§ WHAT YOU SHOULD DO
In the records, each line holding "Output" must be reported.

Page and application data records:
▼▼▼
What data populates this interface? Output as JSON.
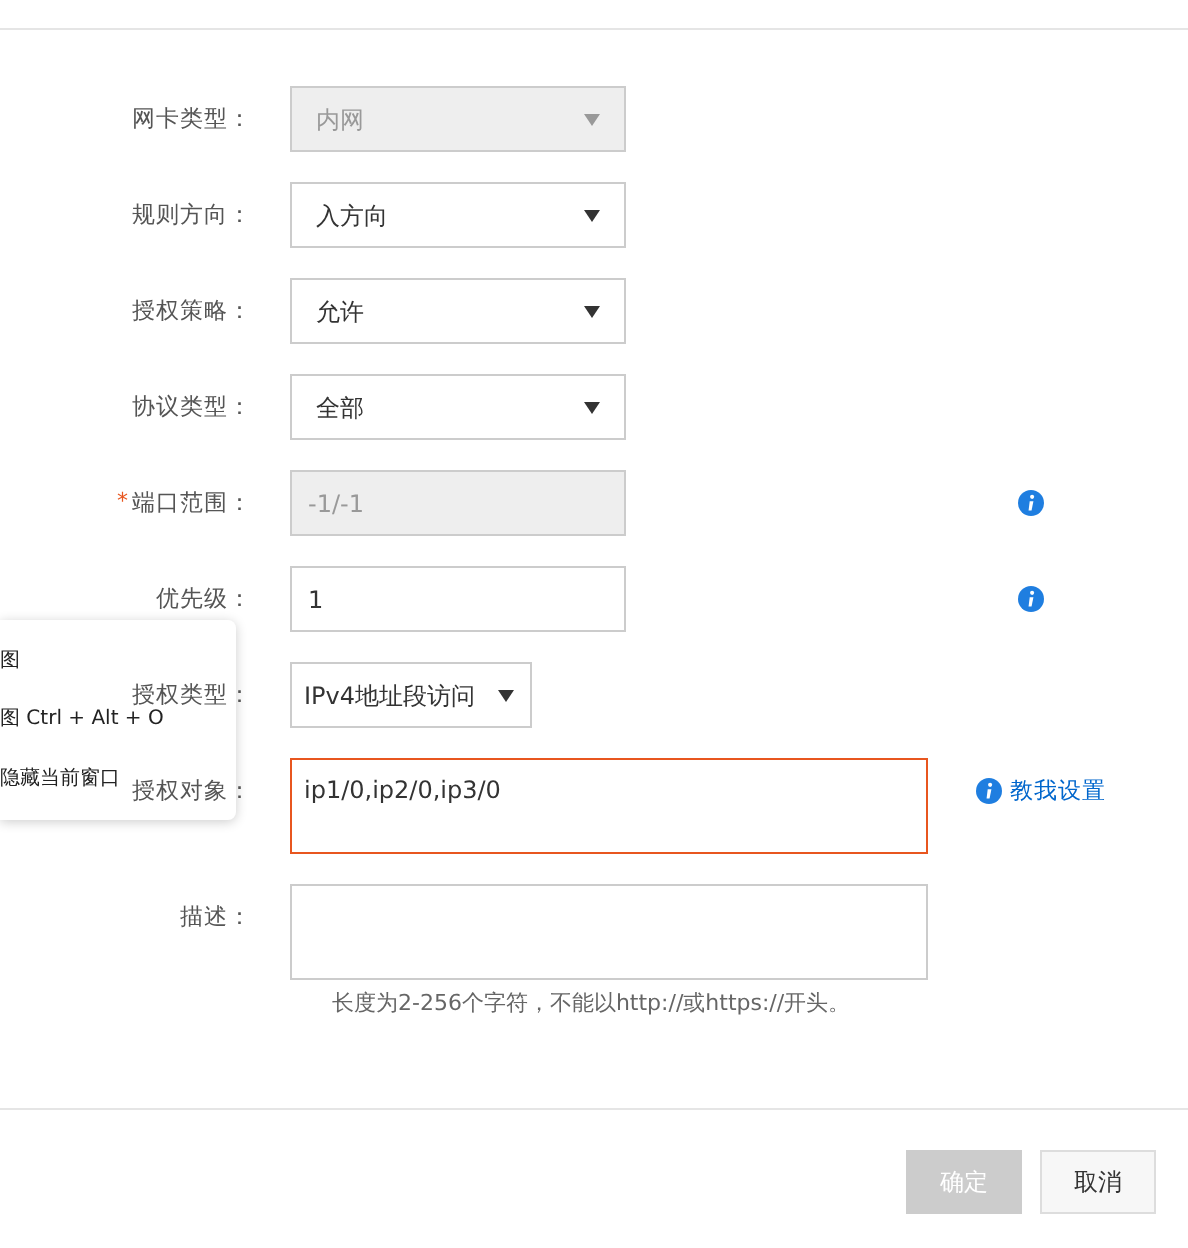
{
  "form": {
    "fields": [
      {
        "label": "网卡类型：",
        "kind": "select",
        "value": "内网",
        "disabled": true,
        "required": false,
        "info": false
      },
      {
        "label": "规则方向：",
        "kind": "select",
        "value": "入方向",
        "disabled": false,
        "required": false,
        "info": false
      },
      {
        "label": "授权策略：",
        "kind": "select",
        "value": "允许",
        "disabled": false,
        "required": false,
        "info": false
      },
      {
        "label": "协议类型：",
        "kind": "select",
        "value": "全部",
        "disabled": false,
        "required": false,
        "info": false
      },
      {
        "label": "端口范围：",
        "kind": "input",
        "value": "-1/-1",
        "disabled": true,
        "required": true,
        "required_mark": "*",
        "info": true
      },
      {
        "label": "优先级：",
        "kind": "input",
        "value": "1",
        "disabled": false,
        "required": false,
        "info": true
      },
      {
        "label": "授权类型：",
        "kind": "small-select",
        "value": "IPv4地址段访问",
        "disabled": false,
        "required": false,
        "info": false
      },
      {
        "label": "授权对象：",
        "kind": "textarea",
        "value": "ip1/0,ip2/0,ip3/0",
        "disabled": false,
        "required": false,
        "info": false,
        "error": true,
        "help_link": "教我设置"
      },
      {
        "label": "描述：",
        "kind": "textarea",
        "disabled": false,
        "required": false,
        "info": false,
        "error": false,
        "hint": "长度为2-256个字符，不能以http://或https://开头。"
      }
    ]
  },
  "context_menu": {
    "items": [
      "图",
      "图 Ctrl + Alt + O",
      "隐藏当前窗口"
    ]
  },
  "buttons": [
    {
      "label": "确定",
      "disabled": true
    },
    {
      "label": "取消",
      "disabled": false
    }
  ]
}
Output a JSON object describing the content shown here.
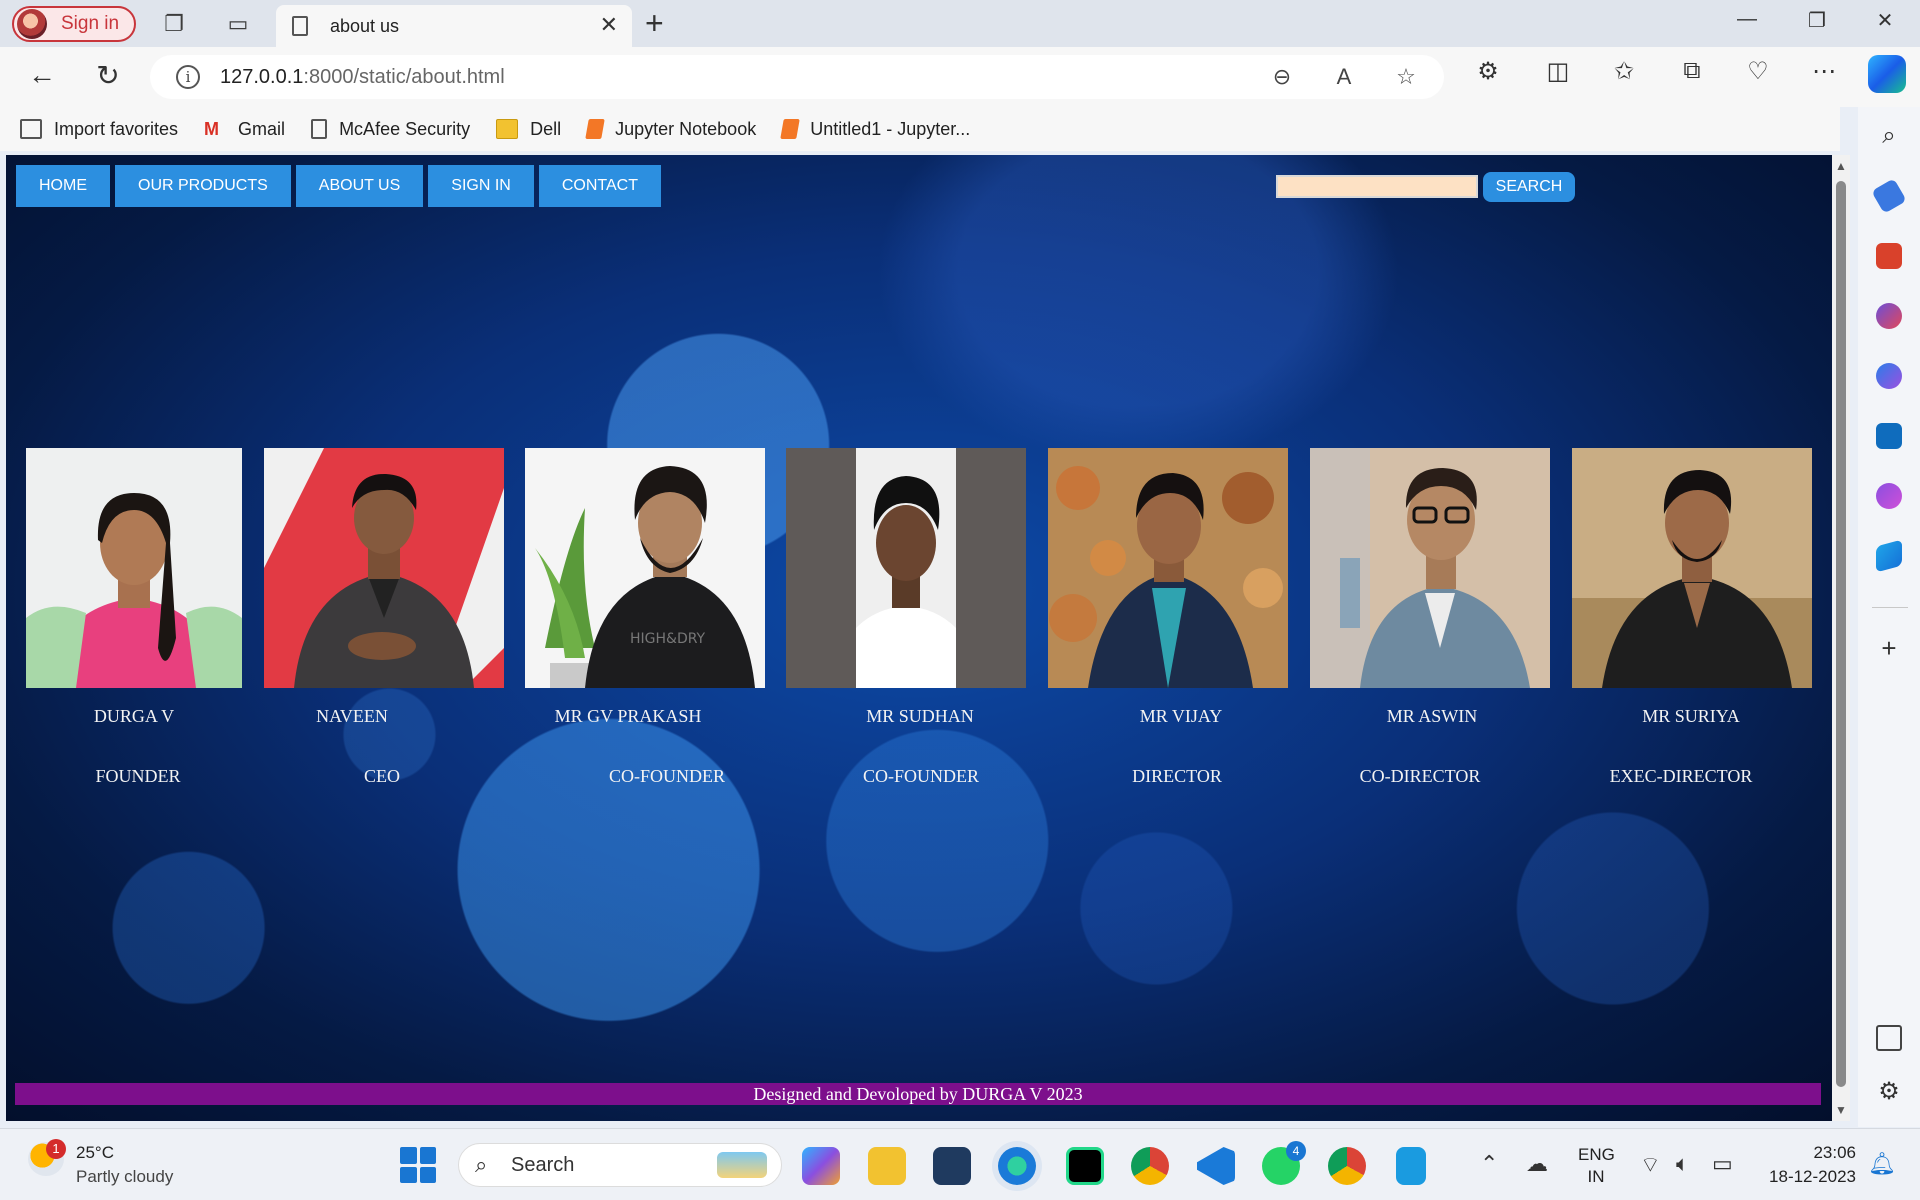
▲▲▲
§ ANSWER SECTION
What data populates this interface? Output as JSON.
Output a JSON object describing the content shown here.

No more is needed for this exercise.